This can sometimes have sad and unexpected consequences. Only certain people can inherit under the rules, such as spouses, civil partners, children and other close relatives. Unmarried partners and step-children cannot inherit.
So, if you are not married or in a civil partnership and/or you want to provide for your step- children, you must make a Will.
When is the right time to make a Will?
The right time is now. No one knows what the future holds, so even if you are young, it is worth thinking about making a Will just in case.
At the very least, you should think about making or updating your Will around big life events, such as:
- Marriage or civil partnership
- Having a baby
- Adopting a child
- Buying a home
- Moving in with a partner
- Getting divorced or dissolving a civil partnership
Certain life events, such as marriage and divorce can affect the validity of your Will, so it is important to update it around significant life events.
What makes a Will legally valid?

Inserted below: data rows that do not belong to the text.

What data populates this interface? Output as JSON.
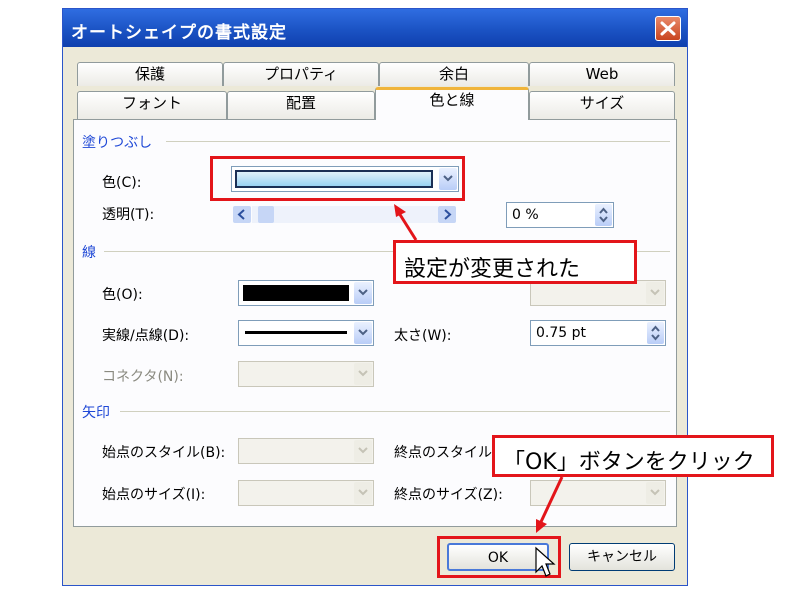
{
  "window": {
    "title": "オートシェイプの書式設定"
  },
  "tabs": {
    "back": [
      "保護",
      "プロパティ",
      "余白",
      "Web"
    ],
    "front": [
      "フォント",
      "配置",
      "色と線",
      "サイズ"
    ],
    "active": "色と線"
  },
  "fill": {
    "section": "塗りつぶし",
    "color_label": "色(C):",
    "transparency_label": "透明(T):",
    "transparency_value": "0 %",
    "fill_color": "#bfe3f7"
  },
  "line": {
    "section": "線",
    "color_label": "色(O):",
    "style_label": "実線/点線(D):",
    "weight_label": "太さ(W):",
    "weight_value": "0.75 pt",
    "connector_label": "コネクタ(N):"
  },
  "arrows": {
    "section": "矢印",
    "begin_style": "始点のスタイル(B):",
    "begin_size": "始点のサイズ(I):",
    "end_style": "終点のスタイル",
    "end_size": "終点のサイズ(Z):"
  },
  "buttons": {
    "ok": "OK",
    "cancel": "キャンセル"
  },
  "annotations": {
    "changed": "設定が変更された",
    "click_ok": "「OK」ボタンをクリック"
  },
  "colors": {
    "highlight": "#e3151a",
    "titlebar": "#1b53c4"
  }
}
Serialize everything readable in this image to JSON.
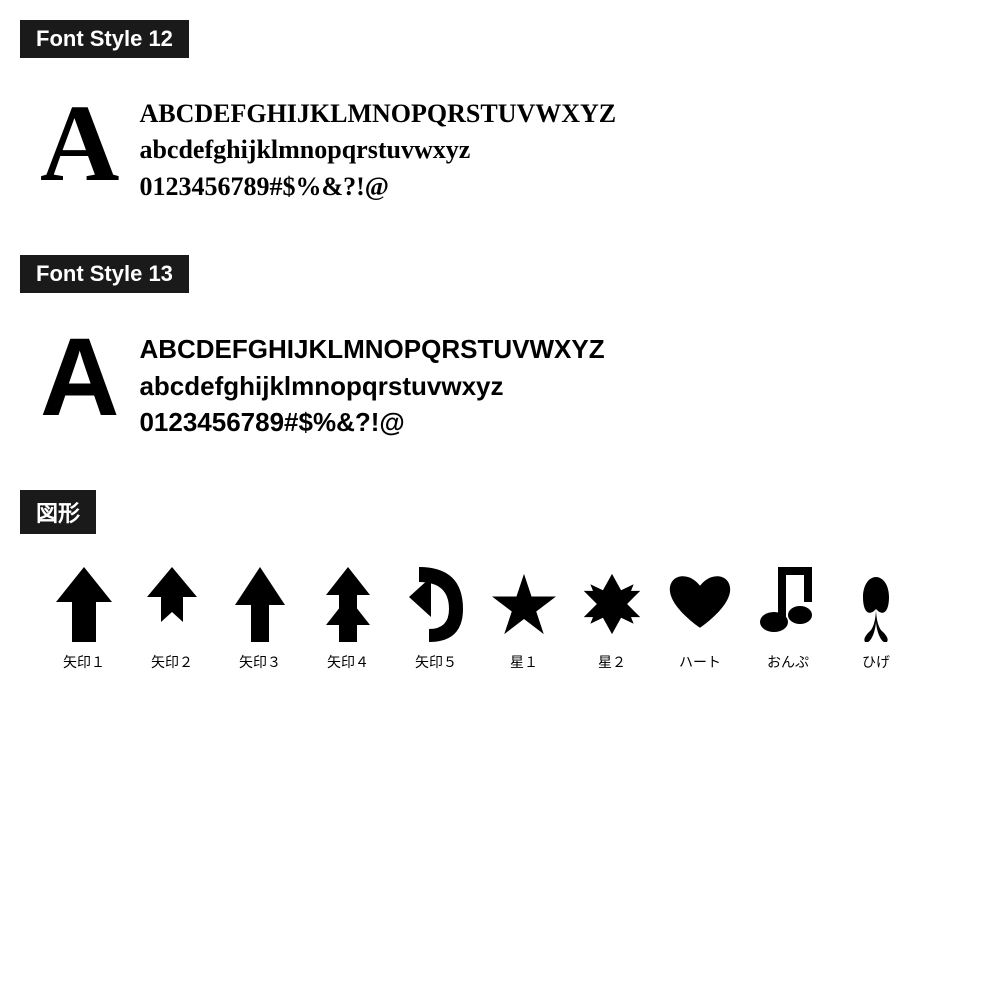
{
  "font_style_12": {
    "label": "Font Style 12",
    "big_letter": "A",
    "line1": "ABCDEFGHIJKLMNOPQRSTUVWXYZ",
    "line2": "abcdefghijklmnopqrstuvwxyz",
    "line3": "0123456789#$%&?!@"
  },
  "font_style_13": {
    "label": "Font Style 13",
    "big_letter": "A",
    "line1": "ABCDEFGHIJKLMNOPQRSTUVWXYZ",
    "line2": "abcdefghijklmnopqrstuvwxyz",
    "line3": "0123456789#$%&?!@"
  },
  "shapes": {
    "label": "図形",
    "items": [
      {
        "id": "arrow1",
        "label": "矢印１"
      },
      {
        "id": "arrow2",
        "label": "矢印２"
      },
      {
        "id": "arrow3",
        "label": "矢印３"
      },
      {
        "id": "arrow4",
        "label": "矢印４"
      },
      {
        "id": "arrow5",
        "label": "矢印５"
      },
      {
        "id": "star1",
        "label": "星１"
      },
      {
        "id": "star2",
        "label": "星２"
      },
      {
        "id": "heart",
        "label": "ハート"
      },
      {
        "id": "note",
        "label": "おんぷ"
      },
      {
        "id": "mustache",
        "label": "ひげ"
      }
    ]
  }
}
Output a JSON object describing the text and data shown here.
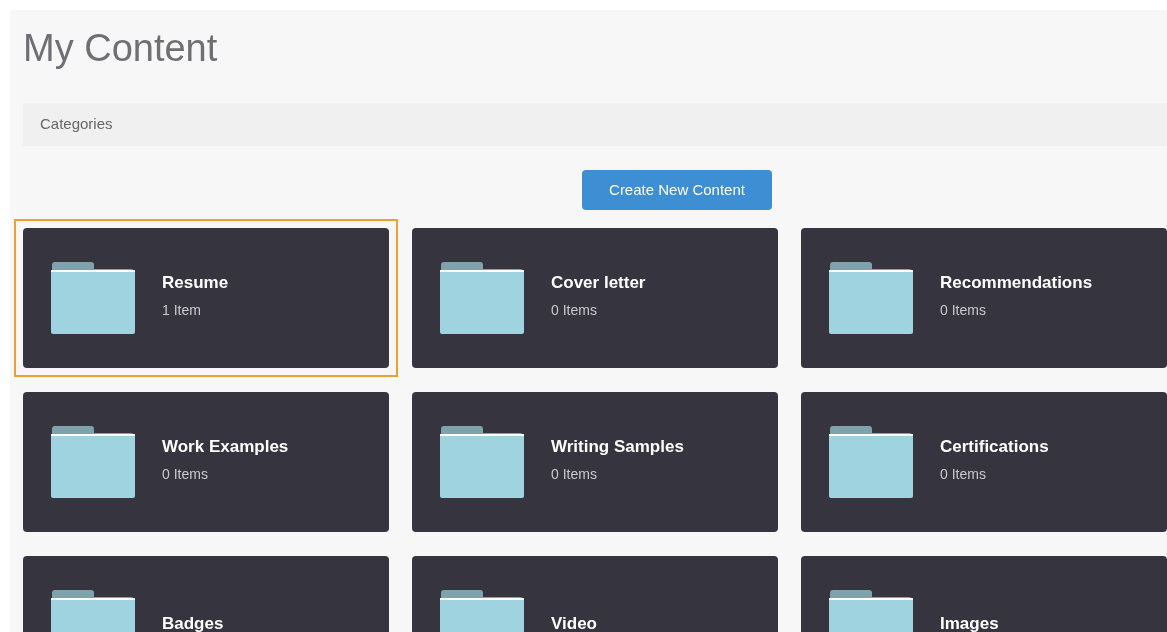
{
  "title": "My Content",
  "categories_bar": {
    "label": "Categories"
  },
  "create_button": "Create New Content",
  "folders": [
    {
      "name": "Resume",
      "count": "1 Item",
      "selected": true
    },
    {
      "name": "Cover letter",
      "count": "0 Items",
      "selected": false
    },
    {
      "name": "Recommendations",
      "count": "0 Items",
      "selected": false
    },
    {
      "name": "Work Examples",
      "count": "0 Items",
      "selected": false
    },
    {
      "name": "Writing Samples",
      "count": "0 Items",
      "selected": false
    },
    {
      "name": "Certifications",
      "count": "0 Items",
      "selected": false
    },
    {
      "name": "Badges",
      "selected": false
    },
    {
      "name": "Video",
      "selected": false
    },
    {
      "name": "Images",
      "selected": false
    }
  ]
}
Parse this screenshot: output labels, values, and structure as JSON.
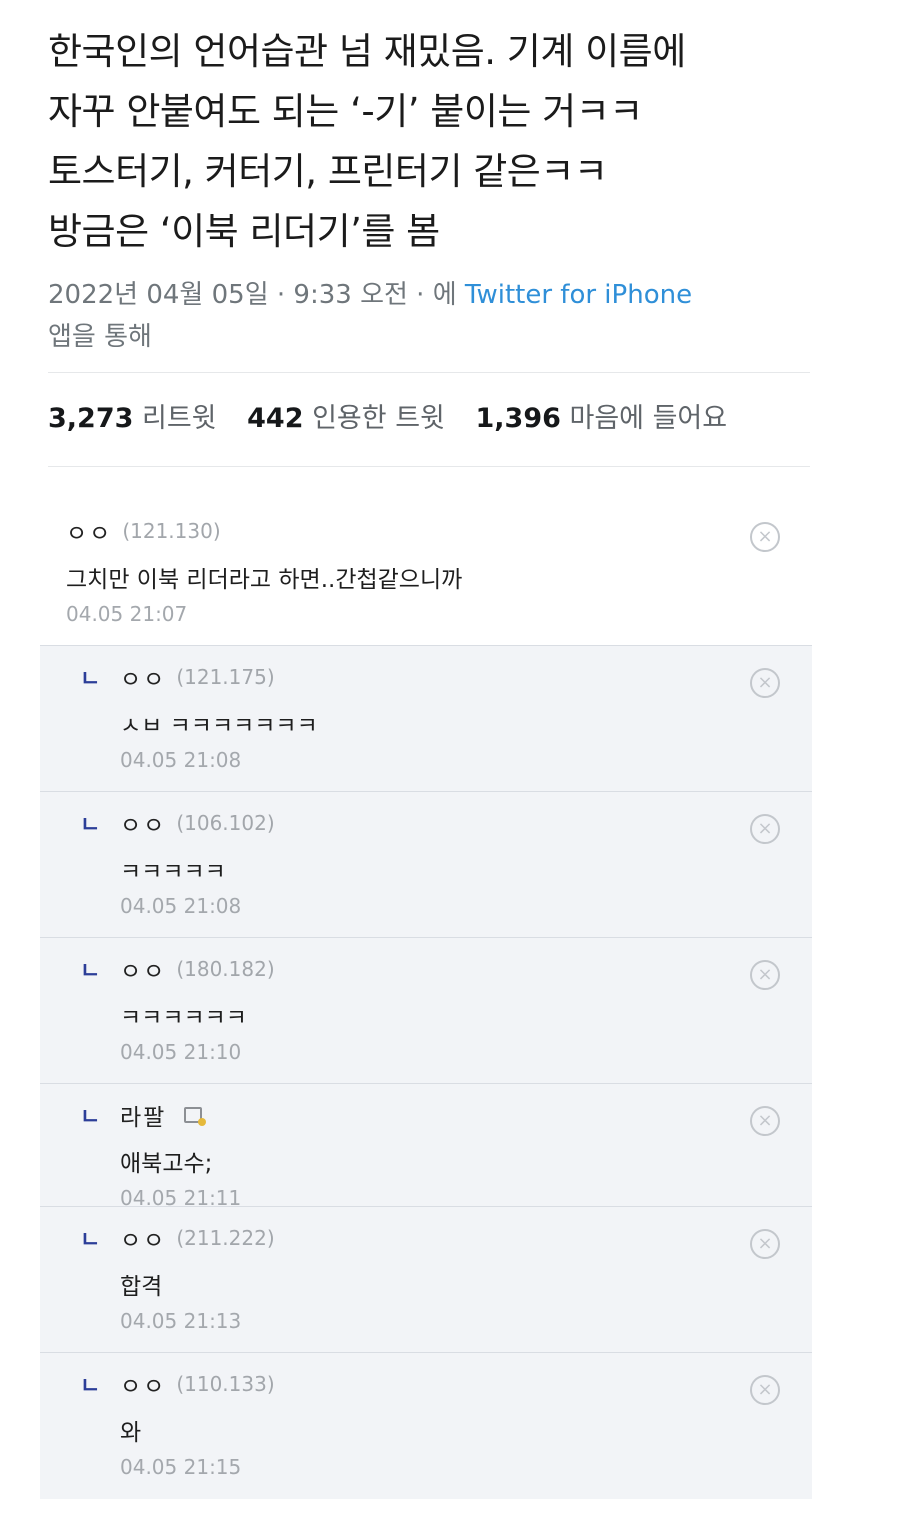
{
  "tweet": {
    "lines": [
      "한국인의 언어습관 넘 재밌음. 기계 이름에",
      "자꾸 안붙여도 되는 ‘-기’ 붙이는 거ㅋㅋ",
      "토스터기, 커터기, 프린터기 같은ㅋㅋ",
      "방금은 ‘이북 리더기’를 봄"
    ],
    "meta_prefix": "2022년 04월 05일 · 9:33 오전 · 에 ",
    "meta_link": "Twitter for iPhone",
    "meta_suffix": "앱을 통해"
  },
  "stats": {
    "retweets_count": "3,273",
    "retweets_label": "리트윗",
    "quotes_count": "442",
    "quotes_label": "인용한 트윗",
    "likes_count": "1,396",
    "likes_label": "마음에 들어요"
  },
  "comments": [
    {
      "nick": "ㅇㅇ",
      "ip": "(121.130)",
      "text": "그치만 이북 리더라고 하면..간첩같으니까",
      "date": "04.05 21:07"
    },
    {
      "nick": "ㅇㅇ",
      "ip": "(121.175)",
      "text": "ㅅㅂ ㅋㅋㅋㅋㅋㅋㅋ",
      "date": "04.05 21:08"
    },
    {
      "nick": "ㅇㅇ",
      "ip": "(106.102)",
      "text": "ㅋㅋㅋㅋㅋ",
      "date": "04.05 21:08"
    },
    {
      "nick": "ㅇㅇ",
      "ip": "(180.182)",
      "text": "ㅋㅋㅋㅋㅋㅋ",
      "date": "04.05 21:10"
    },
    {
      "nick": "라팔",
      "ip": "",
      "text": "애북고수;",
      "date": "04.05 21:11"
    },
    {
      "nick": "ㅇㅇ",
      "ip": "(211.222)",
      "text": "합격",
      "date": "04.05 21:13"
    },
    {
      "nick": "ㅇㅇ",
      "ip": "(110.133)",
      "text": "와",
      "date": "04.05 21:15"
    }
  ],
  "reply_marker": "ㄴ",
  "delete_glyph": "×",
  "colors": {
    "link": "#2f8fd8",
    "reply_bg": "#f2f4f7",
    "reply_marker": "#2c3e98"
  }
}
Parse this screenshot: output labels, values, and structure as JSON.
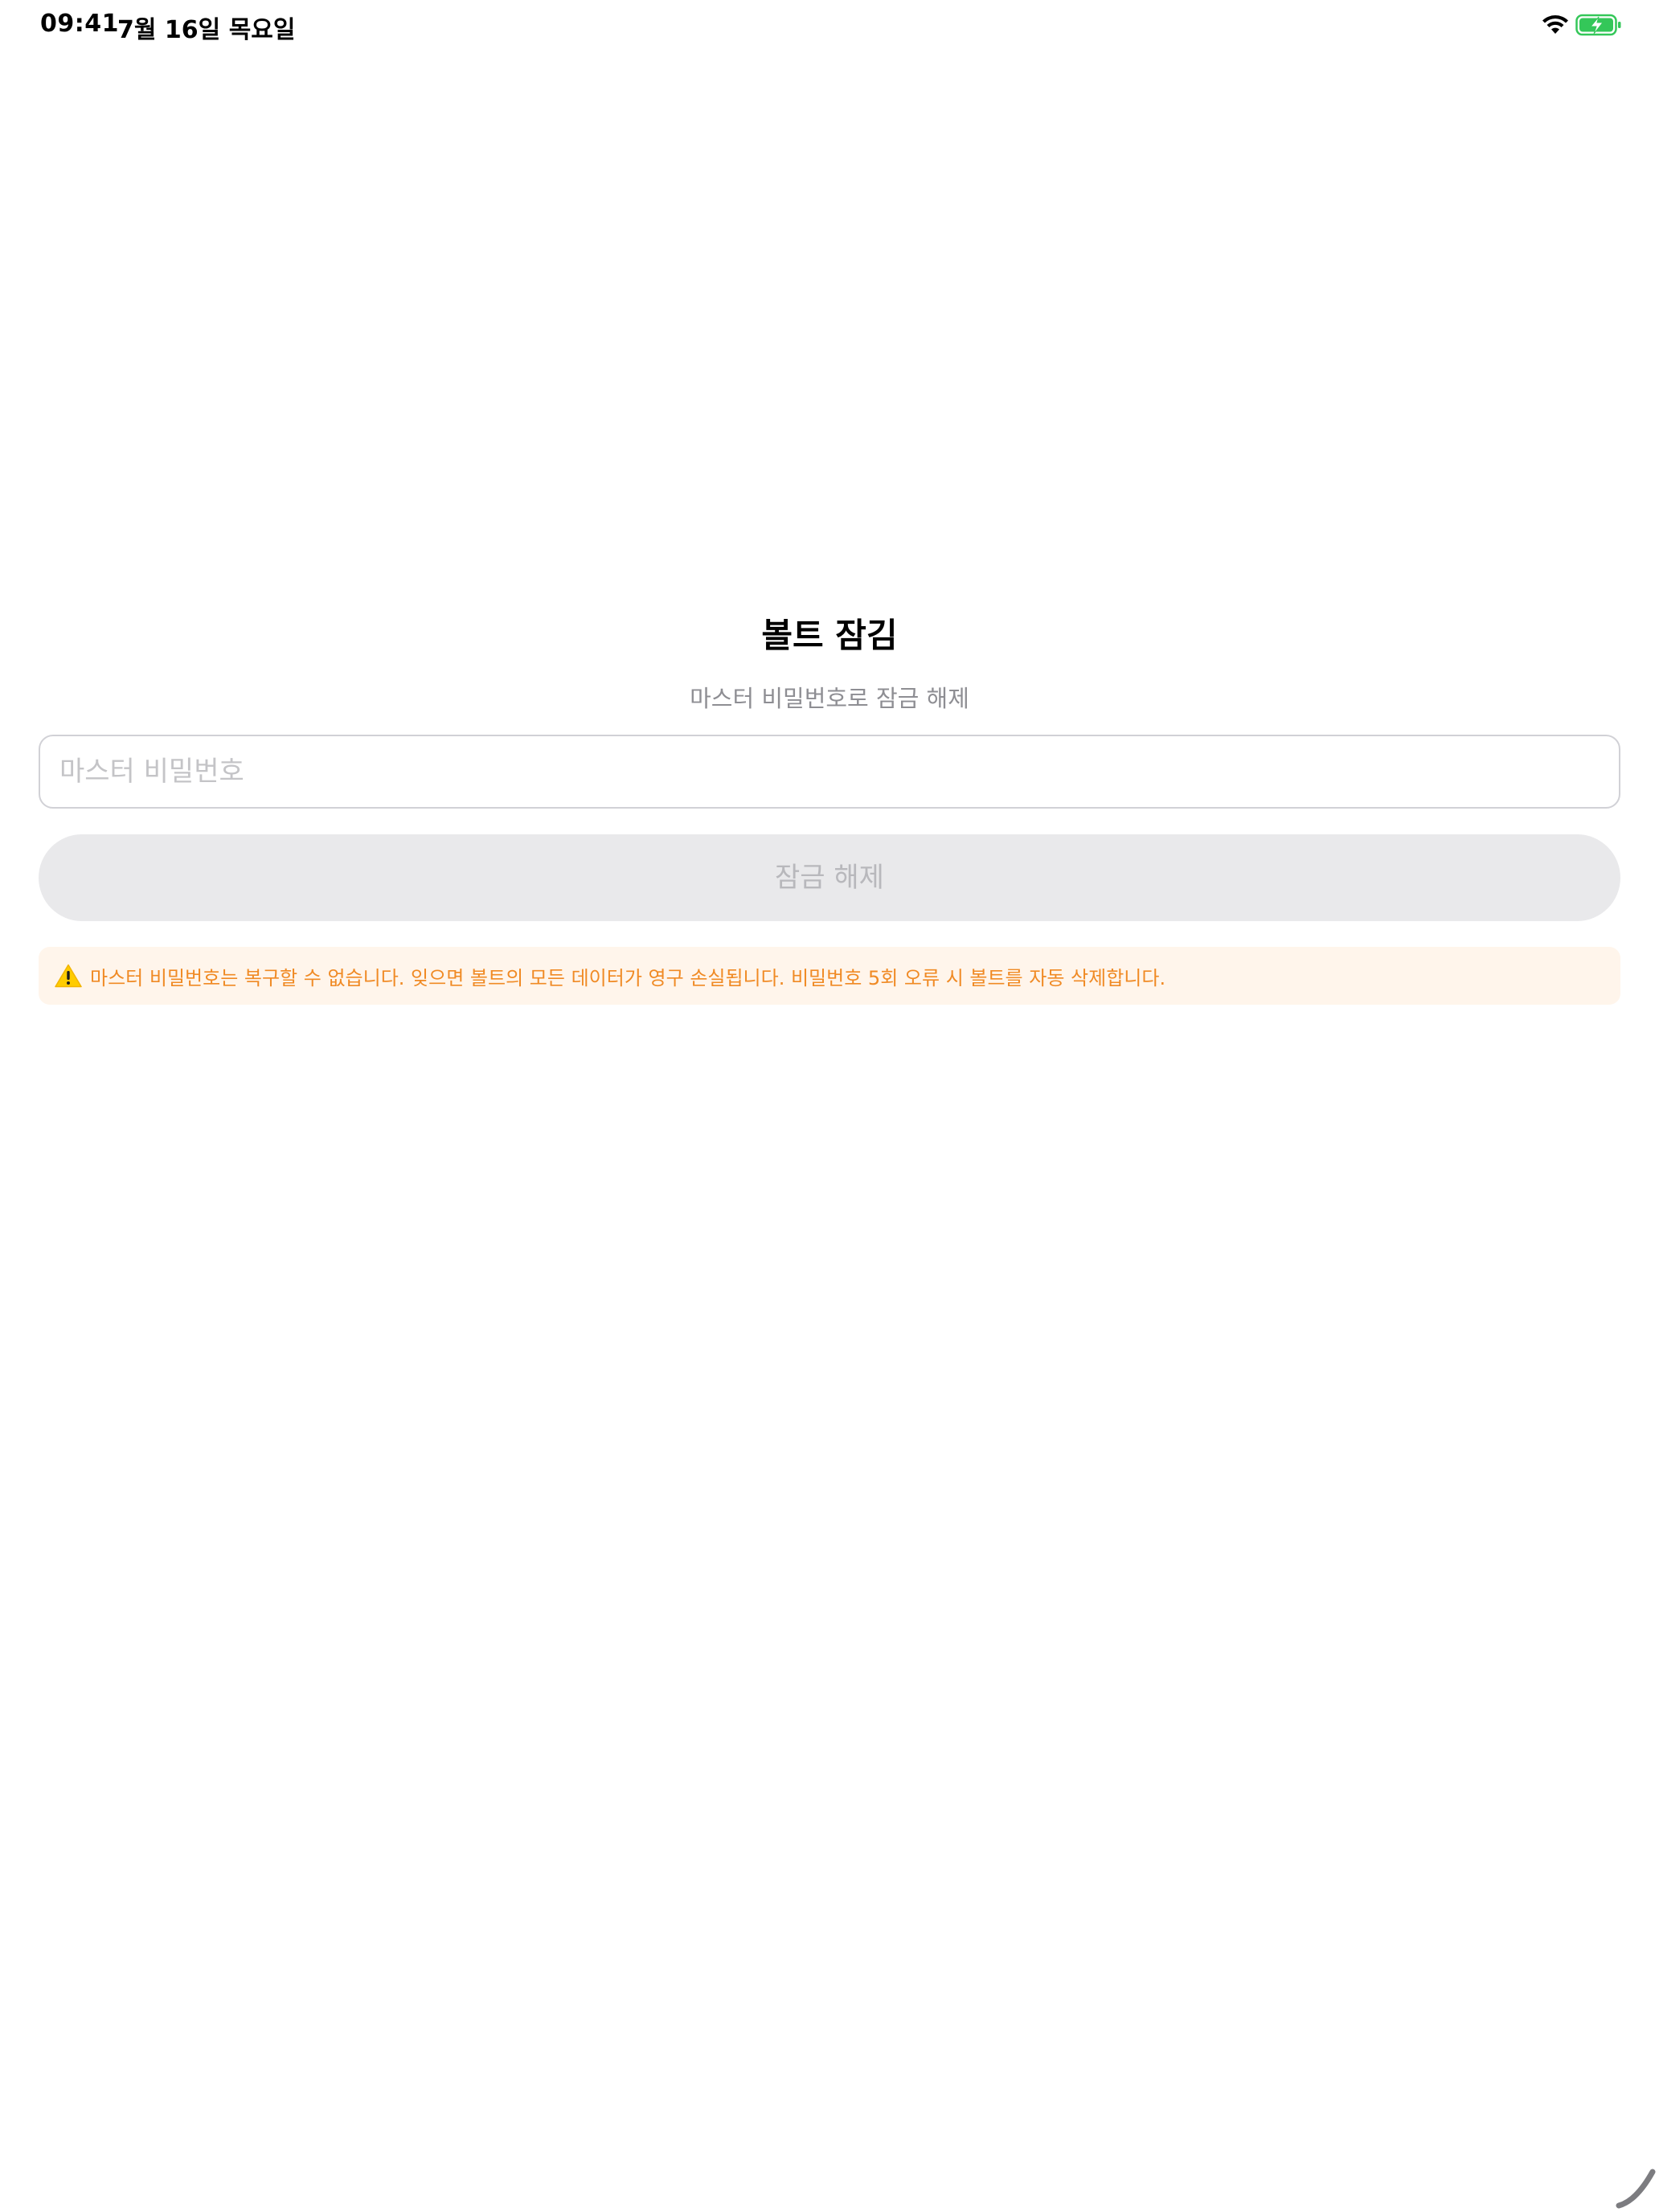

Wills must fulfil certain legal criteria for it to be legally valid, including:
- You must be 18 or older when you made the Will.
- You must have made the Will voluntarily (no one can force you or influence you into making a Will).
- You must be ‘of sound mind’. This is called having ‘testamentary capacity’. For example, if someone is diagnosed with dementia, they may not understand what making a Will means so they lack testamentary capacity.
- You must understand and approve the contents of the Will.
- The Will must be in writing.
- You must sign the Will in the presence of two witnesses.
Who can witness a Will?
The main criteria affecting who can witness your Will are:
- The witnesses must be over 18.
- They should not be a beneficiary or a spouse/civil partner of a beneficiary (otherwise their gifts in the Will may be invalidated).
Potential options for witnesses (so long as they are not also beneficiaries) could include:
Can a Will be challenged?
Yes, a Will may be challenged after you die if:
- Someone thinks it is not legally valid (for example, it was not witnessed properly or the testator was under undue influence).
- Someone has been left out of the Will or not left as much as they need (they may be able to make a claim under the Inheritance (Provision for Family and Dependants) Act 1975.
Speak with our Wills solicitors in Hoddesdon & Broxbourne
For a friendly, informal discussion about how our Will solicitors can help you, please get in touch.